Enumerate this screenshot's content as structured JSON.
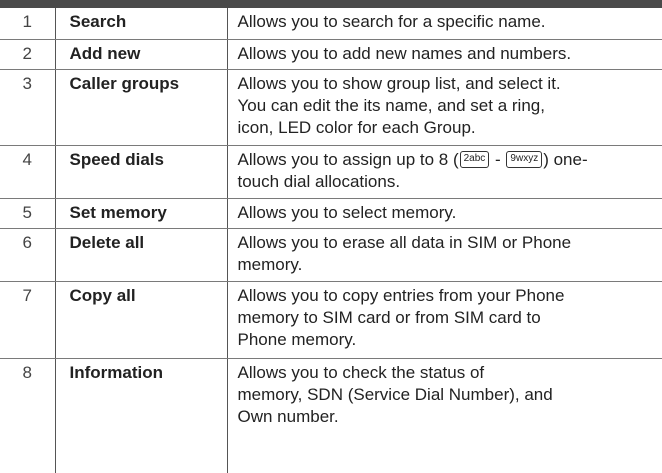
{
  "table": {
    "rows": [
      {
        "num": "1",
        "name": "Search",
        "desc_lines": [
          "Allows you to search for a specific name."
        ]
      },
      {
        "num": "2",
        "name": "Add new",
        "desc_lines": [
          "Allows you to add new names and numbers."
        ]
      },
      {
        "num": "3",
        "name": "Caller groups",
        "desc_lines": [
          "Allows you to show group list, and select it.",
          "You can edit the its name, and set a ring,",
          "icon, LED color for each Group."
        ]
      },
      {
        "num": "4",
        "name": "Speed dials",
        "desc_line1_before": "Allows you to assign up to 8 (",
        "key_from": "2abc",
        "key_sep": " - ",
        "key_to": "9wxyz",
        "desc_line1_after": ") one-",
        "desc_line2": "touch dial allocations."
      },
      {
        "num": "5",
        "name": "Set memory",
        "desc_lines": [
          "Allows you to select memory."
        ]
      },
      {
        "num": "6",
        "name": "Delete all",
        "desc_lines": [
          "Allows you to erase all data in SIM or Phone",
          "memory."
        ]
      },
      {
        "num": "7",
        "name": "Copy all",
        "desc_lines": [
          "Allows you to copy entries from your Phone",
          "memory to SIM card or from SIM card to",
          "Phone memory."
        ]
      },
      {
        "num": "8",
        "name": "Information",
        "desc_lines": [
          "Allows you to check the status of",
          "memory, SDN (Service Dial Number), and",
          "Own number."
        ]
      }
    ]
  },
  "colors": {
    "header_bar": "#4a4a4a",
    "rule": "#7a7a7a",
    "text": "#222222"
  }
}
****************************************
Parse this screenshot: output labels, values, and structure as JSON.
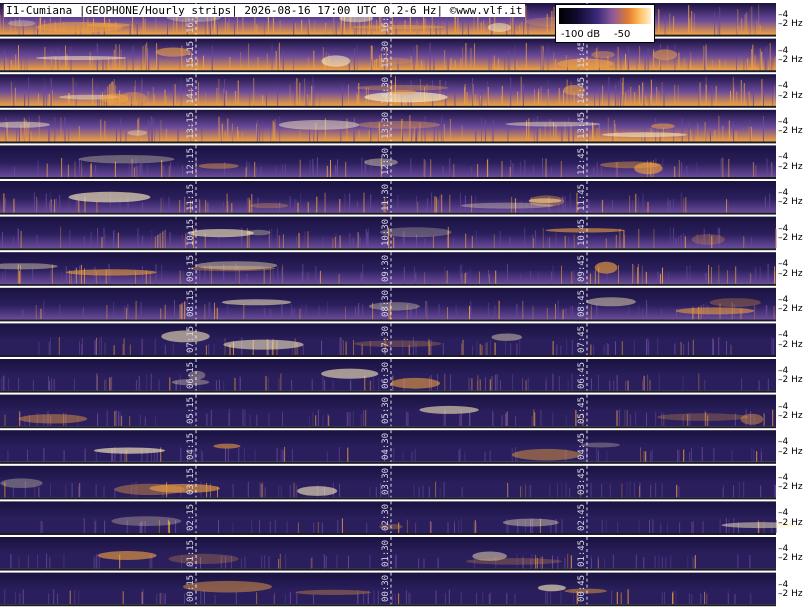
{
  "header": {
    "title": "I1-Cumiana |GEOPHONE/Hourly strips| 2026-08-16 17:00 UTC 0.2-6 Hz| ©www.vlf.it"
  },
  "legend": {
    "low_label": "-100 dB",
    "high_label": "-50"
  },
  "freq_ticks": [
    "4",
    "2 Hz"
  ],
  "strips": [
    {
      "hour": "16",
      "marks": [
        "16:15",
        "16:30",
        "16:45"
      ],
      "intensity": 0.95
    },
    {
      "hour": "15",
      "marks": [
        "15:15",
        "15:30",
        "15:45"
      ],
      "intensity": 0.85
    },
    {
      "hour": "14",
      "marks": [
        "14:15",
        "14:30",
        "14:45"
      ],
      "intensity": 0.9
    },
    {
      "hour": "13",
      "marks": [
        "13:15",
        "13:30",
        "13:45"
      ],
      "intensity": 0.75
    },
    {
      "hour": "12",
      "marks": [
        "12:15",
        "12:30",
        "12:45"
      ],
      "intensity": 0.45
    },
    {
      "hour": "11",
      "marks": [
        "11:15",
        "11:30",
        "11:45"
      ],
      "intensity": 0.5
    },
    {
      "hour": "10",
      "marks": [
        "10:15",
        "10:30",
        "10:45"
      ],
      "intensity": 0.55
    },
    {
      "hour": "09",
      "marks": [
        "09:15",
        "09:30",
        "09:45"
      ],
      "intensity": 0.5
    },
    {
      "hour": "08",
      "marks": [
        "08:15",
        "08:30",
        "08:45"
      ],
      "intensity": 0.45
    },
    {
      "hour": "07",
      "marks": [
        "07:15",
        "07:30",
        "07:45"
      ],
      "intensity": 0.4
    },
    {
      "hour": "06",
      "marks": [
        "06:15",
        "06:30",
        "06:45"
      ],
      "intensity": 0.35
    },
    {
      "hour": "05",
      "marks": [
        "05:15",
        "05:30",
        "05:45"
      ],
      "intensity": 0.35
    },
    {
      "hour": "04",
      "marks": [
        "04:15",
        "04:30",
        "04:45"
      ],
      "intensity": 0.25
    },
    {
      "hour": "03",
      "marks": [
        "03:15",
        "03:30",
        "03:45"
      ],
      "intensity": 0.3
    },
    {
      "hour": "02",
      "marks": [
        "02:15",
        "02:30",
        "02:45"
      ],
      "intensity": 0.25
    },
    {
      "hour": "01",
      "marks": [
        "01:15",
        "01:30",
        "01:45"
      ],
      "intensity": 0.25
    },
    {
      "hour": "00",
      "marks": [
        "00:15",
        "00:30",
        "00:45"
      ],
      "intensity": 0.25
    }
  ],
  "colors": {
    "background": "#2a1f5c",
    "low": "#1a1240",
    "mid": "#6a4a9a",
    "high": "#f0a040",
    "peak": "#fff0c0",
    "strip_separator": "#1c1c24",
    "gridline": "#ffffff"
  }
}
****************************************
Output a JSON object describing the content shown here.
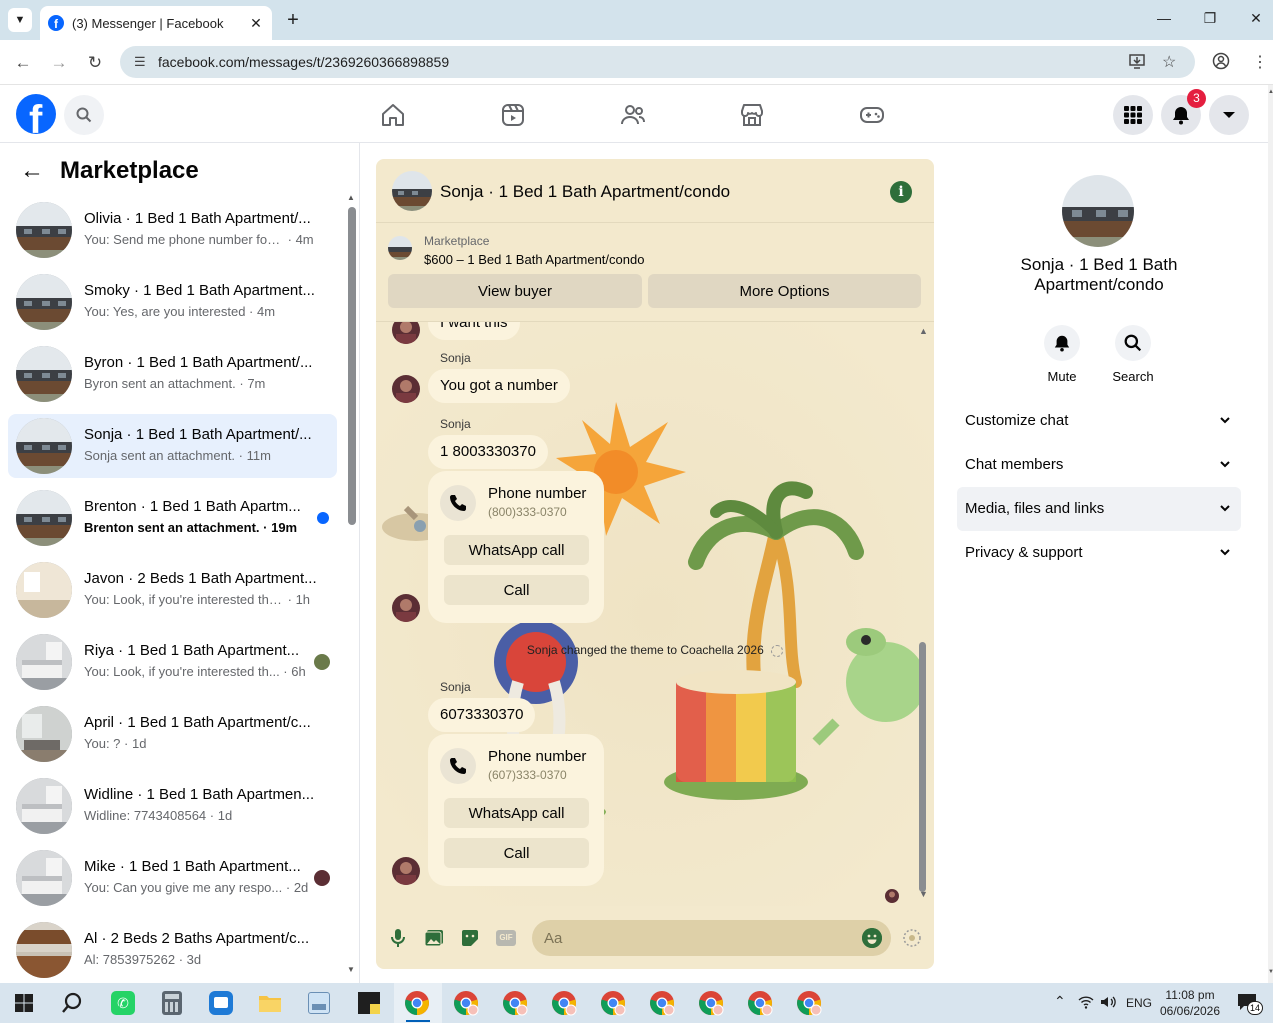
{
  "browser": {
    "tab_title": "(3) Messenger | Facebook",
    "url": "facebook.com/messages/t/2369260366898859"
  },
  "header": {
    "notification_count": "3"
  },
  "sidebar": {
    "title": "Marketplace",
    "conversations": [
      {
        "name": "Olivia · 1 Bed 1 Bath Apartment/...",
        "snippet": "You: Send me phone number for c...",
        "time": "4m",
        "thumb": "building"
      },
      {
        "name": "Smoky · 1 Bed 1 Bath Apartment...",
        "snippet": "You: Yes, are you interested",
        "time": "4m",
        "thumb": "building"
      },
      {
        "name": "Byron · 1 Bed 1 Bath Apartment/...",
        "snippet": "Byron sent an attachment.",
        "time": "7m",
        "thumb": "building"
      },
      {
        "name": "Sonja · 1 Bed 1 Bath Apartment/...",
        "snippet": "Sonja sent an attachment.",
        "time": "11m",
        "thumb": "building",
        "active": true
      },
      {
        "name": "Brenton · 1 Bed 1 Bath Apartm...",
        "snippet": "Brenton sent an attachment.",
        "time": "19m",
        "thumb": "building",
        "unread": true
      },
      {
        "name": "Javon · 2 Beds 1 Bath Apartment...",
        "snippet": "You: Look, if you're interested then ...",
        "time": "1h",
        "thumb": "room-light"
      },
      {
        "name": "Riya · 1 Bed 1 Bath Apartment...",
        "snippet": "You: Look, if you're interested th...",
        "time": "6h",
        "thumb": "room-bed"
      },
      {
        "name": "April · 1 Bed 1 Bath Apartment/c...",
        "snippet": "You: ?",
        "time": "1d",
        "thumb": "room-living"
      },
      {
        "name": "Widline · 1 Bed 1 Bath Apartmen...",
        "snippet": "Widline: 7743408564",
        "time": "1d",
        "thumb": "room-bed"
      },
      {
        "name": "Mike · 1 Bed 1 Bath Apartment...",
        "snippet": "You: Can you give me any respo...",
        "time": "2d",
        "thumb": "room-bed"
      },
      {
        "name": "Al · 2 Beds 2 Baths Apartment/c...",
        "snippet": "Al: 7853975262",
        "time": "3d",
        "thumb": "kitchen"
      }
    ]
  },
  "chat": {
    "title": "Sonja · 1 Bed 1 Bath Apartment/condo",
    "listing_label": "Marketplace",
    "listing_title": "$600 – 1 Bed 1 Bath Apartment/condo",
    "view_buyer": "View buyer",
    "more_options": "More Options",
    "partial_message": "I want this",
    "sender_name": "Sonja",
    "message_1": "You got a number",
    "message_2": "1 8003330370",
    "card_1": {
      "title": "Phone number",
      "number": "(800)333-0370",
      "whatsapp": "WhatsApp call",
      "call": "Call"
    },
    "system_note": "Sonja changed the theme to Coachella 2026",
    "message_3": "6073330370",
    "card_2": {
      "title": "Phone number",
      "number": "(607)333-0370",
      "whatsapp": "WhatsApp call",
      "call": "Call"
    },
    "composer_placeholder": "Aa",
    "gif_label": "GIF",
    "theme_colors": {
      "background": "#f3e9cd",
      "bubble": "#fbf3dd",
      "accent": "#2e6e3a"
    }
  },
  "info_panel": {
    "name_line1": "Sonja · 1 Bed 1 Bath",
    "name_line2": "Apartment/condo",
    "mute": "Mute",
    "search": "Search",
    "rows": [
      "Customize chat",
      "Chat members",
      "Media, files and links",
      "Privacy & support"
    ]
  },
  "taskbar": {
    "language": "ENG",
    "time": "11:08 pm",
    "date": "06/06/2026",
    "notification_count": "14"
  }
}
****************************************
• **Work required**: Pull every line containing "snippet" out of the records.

• **Your solution**:
        "snippet": "You: Send me phone number for c...",
        "snippet": "You: Yes, are you interested",
        "snippet": "Byron sent an attachment.",
        "snippet": "Sonja sent an attachment.",
        "snippet": "Brenton sent an attachment.",
        "snippet": "You: Look, if you're interested then ...",
        "snippet": "You: Look, if you're interested th...",
        "snippet": "You: ?",
        "snippet": "Widline: 7743408564",
        "snippet": "You: Can you give me any respo...",
        "snippet": "Al: 7853975262",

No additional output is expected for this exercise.